◆ Records provided ◆
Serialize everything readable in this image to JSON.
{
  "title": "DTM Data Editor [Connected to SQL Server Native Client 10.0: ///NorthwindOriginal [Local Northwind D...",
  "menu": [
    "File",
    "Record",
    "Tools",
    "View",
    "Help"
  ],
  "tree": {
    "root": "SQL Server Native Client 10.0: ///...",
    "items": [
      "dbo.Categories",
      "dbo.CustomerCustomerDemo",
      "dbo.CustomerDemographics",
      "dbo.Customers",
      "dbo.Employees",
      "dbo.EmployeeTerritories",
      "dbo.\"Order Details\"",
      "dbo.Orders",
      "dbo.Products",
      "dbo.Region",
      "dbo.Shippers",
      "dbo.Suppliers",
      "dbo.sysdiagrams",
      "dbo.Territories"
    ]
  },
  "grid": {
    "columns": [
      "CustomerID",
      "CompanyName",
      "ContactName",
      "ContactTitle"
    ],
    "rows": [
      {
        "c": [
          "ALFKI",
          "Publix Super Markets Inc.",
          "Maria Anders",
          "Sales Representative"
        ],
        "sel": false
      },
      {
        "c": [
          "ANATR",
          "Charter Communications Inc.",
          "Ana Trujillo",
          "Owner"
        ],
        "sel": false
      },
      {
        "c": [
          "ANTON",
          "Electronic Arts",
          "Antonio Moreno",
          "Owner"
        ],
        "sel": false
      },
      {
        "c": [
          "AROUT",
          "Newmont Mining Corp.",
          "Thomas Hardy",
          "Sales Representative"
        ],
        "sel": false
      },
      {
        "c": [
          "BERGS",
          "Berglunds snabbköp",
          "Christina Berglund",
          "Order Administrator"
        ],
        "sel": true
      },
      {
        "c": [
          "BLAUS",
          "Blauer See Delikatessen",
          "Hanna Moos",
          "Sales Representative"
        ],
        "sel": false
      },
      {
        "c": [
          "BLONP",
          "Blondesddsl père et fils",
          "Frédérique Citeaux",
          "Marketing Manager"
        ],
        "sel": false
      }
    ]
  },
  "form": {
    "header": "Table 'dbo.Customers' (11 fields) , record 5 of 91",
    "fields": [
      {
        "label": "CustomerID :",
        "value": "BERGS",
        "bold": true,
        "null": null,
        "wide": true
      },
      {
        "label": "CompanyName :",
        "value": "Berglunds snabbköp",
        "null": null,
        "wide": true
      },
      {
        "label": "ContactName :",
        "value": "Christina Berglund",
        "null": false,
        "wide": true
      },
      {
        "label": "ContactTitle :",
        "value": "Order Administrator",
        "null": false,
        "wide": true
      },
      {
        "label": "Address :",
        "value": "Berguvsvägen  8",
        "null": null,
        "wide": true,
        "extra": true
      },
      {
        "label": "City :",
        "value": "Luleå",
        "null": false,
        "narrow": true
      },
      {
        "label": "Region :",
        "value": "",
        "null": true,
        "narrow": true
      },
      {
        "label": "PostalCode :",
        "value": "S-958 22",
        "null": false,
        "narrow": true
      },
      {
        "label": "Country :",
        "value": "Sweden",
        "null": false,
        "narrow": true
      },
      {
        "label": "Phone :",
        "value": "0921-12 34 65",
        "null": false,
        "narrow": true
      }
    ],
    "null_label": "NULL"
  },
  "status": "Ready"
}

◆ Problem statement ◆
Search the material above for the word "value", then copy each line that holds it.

◆ Output of the exercise ◆
        "value": "BERGS",
        "value": "Berglunds snabbköp",
        "value": "Christina Berglund",
        "value": "Order Administrator",
        "value": "Berguvsvägen  8",
        "value": "Luleå",
        "value": "",
        "value": "S-958 22",
        "value": "Sweden",
        "value": "0921-12 34 65",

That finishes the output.